What is needed is an exact copy of all the records.
== Segment start ==
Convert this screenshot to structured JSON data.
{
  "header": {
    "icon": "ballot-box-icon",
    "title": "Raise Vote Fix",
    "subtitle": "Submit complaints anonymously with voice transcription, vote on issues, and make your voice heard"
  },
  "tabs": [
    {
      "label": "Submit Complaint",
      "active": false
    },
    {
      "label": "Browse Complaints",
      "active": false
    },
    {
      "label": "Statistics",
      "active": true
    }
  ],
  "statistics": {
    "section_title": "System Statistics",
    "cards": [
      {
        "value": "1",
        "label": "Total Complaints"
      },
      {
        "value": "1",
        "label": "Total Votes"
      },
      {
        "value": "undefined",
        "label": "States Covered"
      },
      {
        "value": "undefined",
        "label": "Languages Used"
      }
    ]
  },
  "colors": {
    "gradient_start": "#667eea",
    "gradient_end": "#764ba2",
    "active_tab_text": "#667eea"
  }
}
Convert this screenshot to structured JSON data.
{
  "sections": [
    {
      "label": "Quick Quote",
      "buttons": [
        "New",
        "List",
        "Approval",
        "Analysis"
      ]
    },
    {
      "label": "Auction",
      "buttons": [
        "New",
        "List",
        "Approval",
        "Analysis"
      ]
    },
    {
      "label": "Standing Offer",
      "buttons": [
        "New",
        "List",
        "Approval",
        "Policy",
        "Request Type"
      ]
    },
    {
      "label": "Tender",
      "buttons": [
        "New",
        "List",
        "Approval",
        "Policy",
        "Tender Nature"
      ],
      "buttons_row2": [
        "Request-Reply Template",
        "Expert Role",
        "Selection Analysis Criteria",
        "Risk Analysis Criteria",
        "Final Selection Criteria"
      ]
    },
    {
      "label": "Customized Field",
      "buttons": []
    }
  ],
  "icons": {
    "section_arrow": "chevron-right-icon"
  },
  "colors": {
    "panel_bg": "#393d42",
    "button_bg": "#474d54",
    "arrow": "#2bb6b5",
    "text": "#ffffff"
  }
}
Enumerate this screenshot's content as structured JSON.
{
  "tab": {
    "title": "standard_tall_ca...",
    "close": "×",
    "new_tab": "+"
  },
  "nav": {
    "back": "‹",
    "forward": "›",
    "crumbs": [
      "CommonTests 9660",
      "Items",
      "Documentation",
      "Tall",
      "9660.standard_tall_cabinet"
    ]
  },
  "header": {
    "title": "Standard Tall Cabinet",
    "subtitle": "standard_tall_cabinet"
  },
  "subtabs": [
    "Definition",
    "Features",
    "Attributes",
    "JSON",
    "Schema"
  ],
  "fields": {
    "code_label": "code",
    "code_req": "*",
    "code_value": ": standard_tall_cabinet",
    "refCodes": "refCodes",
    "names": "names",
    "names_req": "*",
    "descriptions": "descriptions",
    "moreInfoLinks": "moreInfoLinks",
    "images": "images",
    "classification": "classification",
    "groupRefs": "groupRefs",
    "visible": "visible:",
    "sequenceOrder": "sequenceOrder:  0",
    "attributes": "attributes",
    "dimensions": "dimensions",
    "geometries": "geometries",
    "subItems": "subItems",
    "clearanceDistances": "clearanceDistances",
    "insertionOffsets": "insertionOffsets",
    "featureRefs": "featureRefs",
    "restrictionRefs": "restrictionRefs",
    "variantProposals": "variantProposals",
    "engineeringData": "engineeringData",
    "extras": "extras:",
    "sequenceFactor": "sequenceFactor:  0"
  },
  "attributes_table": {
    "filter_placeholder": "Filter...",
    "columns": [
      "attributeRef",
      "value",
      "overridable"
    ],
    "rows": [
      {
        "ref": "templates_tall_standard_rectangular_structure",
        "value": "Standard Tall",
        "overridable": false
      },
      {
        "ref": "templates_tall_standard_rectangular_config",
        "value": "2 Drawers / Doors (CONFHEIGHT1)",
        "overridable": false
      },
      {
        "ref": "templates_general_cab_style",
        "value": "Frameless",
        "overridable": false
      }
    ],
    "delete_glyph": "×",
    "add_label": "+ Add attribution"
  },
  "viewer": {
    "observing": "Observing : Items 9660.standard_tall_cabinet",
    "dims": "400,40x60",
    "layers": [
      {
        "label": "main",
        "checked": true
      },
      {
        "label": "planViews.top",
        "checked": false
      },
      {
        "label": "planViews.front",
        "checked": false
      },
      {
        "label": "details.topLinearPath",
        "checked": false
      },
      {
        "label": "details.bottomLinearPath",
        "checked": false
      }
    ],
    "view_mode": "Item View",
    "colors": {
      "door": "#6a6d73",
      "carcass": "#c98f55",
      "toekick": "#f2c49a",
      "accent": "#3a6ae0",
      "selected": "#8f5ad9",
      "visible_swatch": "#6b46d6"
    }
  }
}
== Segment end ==
Response –
Convert this screenshot to structured JSON data.
{
  "header": {
    "icon": "ballot-box-icon",
    "title": "Raise Vote Fix",
    "subtitle": "Submit complaints anonymously with voice transcription, vote on issues, and make your voice heard"
  },
  "tabs": [
    {
      "label": "Submit Complaint",
      "active": false
    },
    {
      "label": "Browse Complaints",
      "active": false
    },
    {
      "label": "Statistics",
      "active": true
    }
  ],
  "statistics": {
    "section_title": "System Statistics",
    "cards": [
      {
        "value": "1",
        "label": "Total Complaints"
      },
      {
        "value": "1",
        "label": "Total Votes"
      },
      {
        "value": "undefined",
        "label": "States Covered"
      },
      {
        "value": "undefined",
        "label": "Languages Used"
      }
    ]
  },
  "colors": {
    "gradient_start": "#667eea",
    "gradient_end": "#764ba2",
    "active_tab_text": "#667eea"
  }
}
Convert this screenshot to structured JSON data.
{
  "sections": [
    {
      "label": "Quick Quote",
      "buttons": [
        "New",
        "List",
        "Approval",
        "Analysis"
      ]
    },
    {
      "label": "Auction",
      "buttons": [
        "New",
        "List",
        "Approval",
        "Analysis"
      ]
    },
    {
      "label": "Standing Offer",
      "buttons": [
        "New",
        "List",
        "Approval",
        "Policy",
        "Request Type"
      ]
    },
    {
      "label": "Tender",
      "buttons": [
        "New",
        "List",
        "Approval",
        "Policy",
        "Tender Nature"
      ],
      "buttons_row2": [
        "Request-Reply Template",
        "Expert Role",
        "Selection Analysis Criteria",
        "Risk Analysis Criteria",
        "Final Selection Criteria"
      ]
    },
    {
      "label": "Customized Field",
      "buttons": []
    }
  ],
  "icons": {
    "section_arrow": "chevron-right-icon"
  },
  "colors": {
    "panel_bg": "#393d42",
    "button_bg": "#474d54",
    "arrow": "#2bb6b5",
    "text": "#ffffff"
  }
}
Enumerate this screenshot's content as structured JSON.
{
  "tab": {
    "title": "standard_tall_ca...",
    "close": "×",
    "new_tab": "+"
  },
  "nav": {
    "back": "‹",
    "forward": "›",
    "crumbs": [
      "CommonTests 9660",
      "Items",
      "Documentation",
      "Tall",
      "9660.standard_tall_cabinet"
    ]
  },
  "header": {
    "title": "Standard Tall Cabinet",
    "subtitle": "standard_tall_cabinet"
  },
  "subtabs": [
    "Definition",
    "Features",
    "Attributes",
    "JSON",
    "Schema"
  ],
  "fields": {
    "code_label": "code",
    "code_req": "*",
    "code_value": ": standard_tall_cabinet",
    "refCodes": "refCodes",
    "names": "names",
    "names_req": "*",
    "descriptions": "descriptions",
    "moreInfoLinks": "moreInfoLinks",
    "images": "images",
    "classification": "classification",
    "groupRefs": "groupRefs",
    "visible": "visible:",
    "sequenceOrder": "sequenceOrder:  0",
    "attributes": "attributes",
    "dimensions": "dimensions",
    "geometries": "geometries",
    "subItems": "subItems",
    "clearanceDistances": "clearanceDistances",
    "insertionOffsets": "insertionOffsets",
    "featureRefs": "featureRefs",
    "restrictionRefs": "restrictionRefs",
    "variantProposals": "variantProposals",
    "engineeringData": "engineeringData",
    "extras": "extras:",
    "sequenceFactor": "sequenceFactor:  0"
  },
  "attributes_table": {
    "filter_placeholder": "Filter...",
    "columns": [
      "attributeRef",
      "value",
      "overridable"
    ],
    "rows": [
      {
        "ref": "templates_tall_standard_rectangular_structure",
        "value": "Standard Tall",
        "overridable": false
      },
      {
        "ref": "templates_tall_standard_rectangular_config",
        "value": "2 Drawers / Doors (CONFHEIGHT1)",
        "overridable": false
      },
      {
        "ref": "templates_general_cab_style",
        "value": "Frameless",
        "overridable": false
      }
    ],
    "delete_glyph": "×",
    "add_label": "+ Add attribution"
  },
  "viewer": {
    "observing": "Observing : Items 9660.standard_tall_cabinet",
    "dims": "400,40x60",
    "layers": [
      {
        "label": "main",
        "checked": true
      },
      {
        "label": "planViews.top",
        "checked": false
      },
      {
        "label": "planViews.front",
        "checked": false
      },
      {
        "label": "details.topLinearPath",
        "checked": false
      },
      {
        "label": "details.bottomLinearPath",
        "checked": false
      }
    ],
    "view_mode": "Item View",
    "colors": {
      "door": "#6a6d73",
      "carcass": "#c98f55",
      "toekick": "#f2c49a",
      "accent": "#3a6ae0",
      "selected": "#8f5ad9",
      "visible_swatch": "#6b46d6"
    }
  }
}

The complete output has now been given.